A helpful way of evaluating what kinds of doctrinal errors are subject to the charge of heresy is to discuss what Richard Pratt calls the cone of certainty. The cone helps us to group doctrines by the relative emphasis and importance in Scripture. As is shown in the picture to the right, the cone is structured in 3 tiers.
First tier. The first tier includes doctrines that are definitional to the Christian religion. Top tier doctrines would include the belief in only one living and true God (biblical monotheism), God’s triune nature, Jesus Christ as the son of God, fully human and fully divine (the theanthropic nature of Christ by way of the hypostatic union), the Bible as God-breathed, justification by grace alone through faith alone in cross-work of Christ alone, and a few others.
Second tier. Second tier doctrines (placed in the center of the cone) are those that are important and have the power to create communities. What I mean by this is that second tier doctrines are those beliefs we place great emphasis on, define our narrow identification (usually in terms of denominational affiliation) but do not obstruct us from broad affiliation with Christians who differ with us on these very doctrines. Consider the issue of baptism. All Christians have agreed that Scripture is not silent on the issue, and that baptism is closely tied to both local church membership and participation in the body of Christ. Yet, there are at least 4 different views on who qualifies as a proper subject of baptism as well as what is the proper way (or mode) of carrying out this command. Christians maybe rightly divide peacefully over second tier doctrines in order to maintain greater levels of fellowship. What units groups that are otherwise separated over second-tier doctrines are the essentials found in first-tier beliefs.
Third tier. Third tier doctrines, as I would define them, are issues that Scripture teaches on but are nevertheless peripheral to the heart of the Christian faith, twice separated. Even among groups united in first and second order doctrines there should be room for those who differ on third-tier beliefs. Often times third tier issues are related to the interpretation of individual texts of Scripture. So while Baptists and Presbyterians may agree within their own fellowships on topics like baptism and the relationship of women to positions of leadership within the church, they is plenty of room to differ on third tier issues like the timing of the “rapture” and what Paul meant by “baptism for the dead” in 1 Cor. 15.

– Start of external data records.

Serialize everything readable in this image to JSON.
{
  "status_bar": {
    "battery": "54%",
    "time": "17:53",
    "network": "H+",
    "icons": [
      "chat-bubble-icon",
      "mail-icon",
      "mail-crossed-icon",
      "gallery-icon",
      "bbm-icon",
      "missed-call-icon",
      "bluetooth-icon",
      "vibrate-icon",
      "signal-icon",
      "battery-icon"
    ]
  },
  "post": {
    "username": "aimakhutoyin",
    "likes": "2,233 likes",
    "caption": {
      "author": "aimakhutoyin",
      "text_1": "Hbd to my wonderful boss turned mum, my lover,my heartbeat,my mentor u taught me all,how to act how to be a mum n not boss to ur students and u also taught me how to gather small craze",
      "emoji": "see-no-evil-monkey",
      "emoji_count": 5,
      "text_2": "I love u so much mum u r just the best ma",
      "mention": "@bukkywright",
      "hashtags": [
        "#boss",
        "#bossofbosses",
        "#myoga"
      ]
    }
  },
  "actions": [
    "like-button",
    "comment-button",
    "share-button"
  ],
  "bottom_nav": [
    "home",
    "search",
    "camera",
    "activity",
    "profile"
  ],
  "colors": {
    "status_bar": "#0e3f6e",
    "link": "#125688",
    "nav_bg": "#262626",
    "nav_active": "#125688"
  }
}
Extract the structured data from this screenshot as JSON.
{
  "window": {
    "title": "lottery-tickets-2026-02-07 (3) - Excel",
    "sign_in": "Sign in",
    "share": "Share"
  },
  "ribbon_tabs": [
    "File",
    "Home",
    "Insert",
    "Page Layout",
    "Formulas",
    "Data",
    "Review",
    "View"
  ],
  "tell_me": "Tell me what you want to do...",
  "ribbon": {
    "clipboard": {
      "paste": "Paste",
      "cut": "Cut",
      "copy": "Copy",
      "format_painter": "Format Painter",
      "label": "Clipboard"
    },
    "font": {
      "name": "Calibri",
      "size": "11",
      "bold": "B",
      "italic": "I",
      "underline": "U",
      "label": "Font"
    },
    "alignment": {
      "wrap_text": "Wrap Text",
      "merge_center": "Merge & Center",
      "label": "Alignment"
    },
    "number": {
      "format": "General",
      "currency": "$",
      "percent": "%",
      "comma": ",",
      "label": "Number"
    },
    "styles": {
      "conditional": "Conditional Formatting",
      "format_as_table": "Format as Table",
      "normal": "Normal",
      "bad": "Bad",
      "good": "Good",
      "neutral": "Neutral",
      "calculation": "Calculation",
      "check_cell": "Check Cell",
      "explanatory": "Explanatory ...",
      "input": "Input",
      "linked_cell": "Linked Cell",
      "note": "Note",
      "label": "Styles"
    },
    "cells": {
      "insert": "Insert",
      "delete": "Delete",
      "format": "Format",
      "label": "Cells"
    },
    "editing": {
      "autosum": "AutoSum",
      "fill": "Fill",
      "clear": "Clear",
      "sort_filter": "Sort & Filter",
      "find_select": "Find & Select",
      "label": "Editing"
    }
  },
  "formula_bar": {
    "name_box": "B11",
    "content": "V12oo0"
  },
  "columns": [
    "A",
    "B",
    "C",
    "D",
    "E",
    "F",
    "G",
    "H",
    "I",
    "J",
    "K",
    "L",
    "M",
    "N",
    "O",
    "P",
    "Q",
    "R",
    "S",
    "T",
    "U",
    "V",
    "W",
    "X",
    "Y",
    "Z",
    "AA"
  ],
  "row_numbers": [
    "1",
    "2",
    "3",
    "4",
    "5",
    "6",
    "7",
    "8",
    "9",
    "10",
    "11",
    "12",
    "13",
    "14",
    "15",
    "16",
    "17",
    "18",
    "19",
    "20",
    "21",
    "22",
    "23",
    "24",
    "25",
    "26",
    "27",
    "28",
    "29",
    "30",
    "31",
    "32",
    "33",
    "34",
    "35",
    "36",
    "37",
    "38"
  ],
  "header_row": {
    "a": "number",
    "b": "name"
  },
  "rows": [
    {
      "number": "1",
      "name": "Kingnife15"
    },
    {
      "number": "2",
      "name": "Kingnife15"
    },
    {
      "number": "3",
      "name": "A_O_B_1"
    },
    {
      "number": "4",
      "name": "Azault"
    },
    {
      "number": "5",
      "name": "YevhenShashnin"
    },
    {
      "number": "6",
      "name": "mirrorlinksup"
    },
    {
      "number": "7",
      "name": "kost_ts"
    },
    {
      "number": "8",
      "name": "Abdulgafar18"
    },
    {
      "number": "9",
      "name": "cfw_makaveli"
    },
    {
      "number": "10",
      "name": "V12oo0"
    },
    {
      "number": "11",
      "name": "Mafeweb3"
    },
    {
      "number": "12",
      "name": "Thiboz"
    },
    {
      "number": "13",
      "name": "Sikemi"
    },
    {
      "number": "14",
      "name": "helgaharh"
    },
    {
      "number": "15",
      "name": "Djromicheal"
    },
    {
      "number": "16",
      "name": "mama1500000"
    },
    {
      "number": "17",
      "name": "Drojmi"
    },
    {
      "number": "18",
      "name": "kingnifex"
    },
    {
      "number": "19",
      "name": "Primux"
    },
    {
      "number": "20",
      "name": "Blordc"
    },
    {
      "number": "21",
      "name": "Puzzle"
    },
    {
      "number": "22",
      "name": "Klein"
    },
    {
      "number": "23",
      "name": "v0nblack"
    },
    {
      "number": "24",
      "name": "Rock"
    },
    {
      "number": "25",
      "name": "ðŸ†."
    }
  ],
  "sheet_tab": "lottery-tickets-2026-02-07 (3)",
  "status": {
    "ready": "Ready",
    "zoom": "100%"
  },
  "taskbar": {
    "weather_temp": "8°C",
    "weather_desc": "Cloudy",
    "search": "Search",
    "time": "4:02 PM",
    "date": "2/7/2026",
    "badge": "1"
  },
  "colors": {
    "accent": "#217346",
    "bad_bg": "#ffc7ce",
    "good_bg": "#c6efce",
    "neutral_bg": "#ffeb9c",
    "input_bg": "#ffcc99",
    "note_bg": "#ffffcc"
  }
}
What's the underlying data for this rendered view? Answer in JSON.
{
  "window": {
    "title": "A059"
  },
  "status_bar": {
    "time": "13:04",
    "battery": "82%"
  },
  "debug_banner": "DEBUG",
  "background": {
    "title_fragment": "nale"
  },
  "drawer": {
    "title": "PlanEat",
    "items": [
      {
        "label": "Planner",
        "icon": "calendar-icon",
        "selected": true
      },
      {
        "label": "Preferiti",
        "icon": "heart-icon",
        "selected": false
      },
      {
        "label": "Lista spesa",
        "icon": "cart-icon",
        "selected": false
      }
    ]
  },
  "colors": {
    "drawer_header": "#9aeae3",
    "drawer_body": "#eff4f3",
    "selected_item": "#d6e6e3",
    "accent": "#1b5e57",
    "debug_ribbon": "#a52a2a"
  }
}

Convictions move higher or lower on the cone depending on the degree of harmony between 3 things: The interpretation (exegesis) of Scripture, interaction in community with other Christians (after all, we don’t believe that we’re the first generation to think about these issues), and our individual Christian living. The more they cohere, the more confidence we can have we’re headed in the right direction. While further elaboration, clarification, and examples could be provided, I think what we have here is a fair presentation of Pratt’s cone of certainty. The highest we go on the cone (ascending from third to first tier doctrines) the clearer Scripture is on the matter and the greater level of certainty we should have about them.
So at the top of the cone we have the firmest, and fewest, doctrines.
Next I’ll present my definition of heresy and why I think the tradition definition is problematic…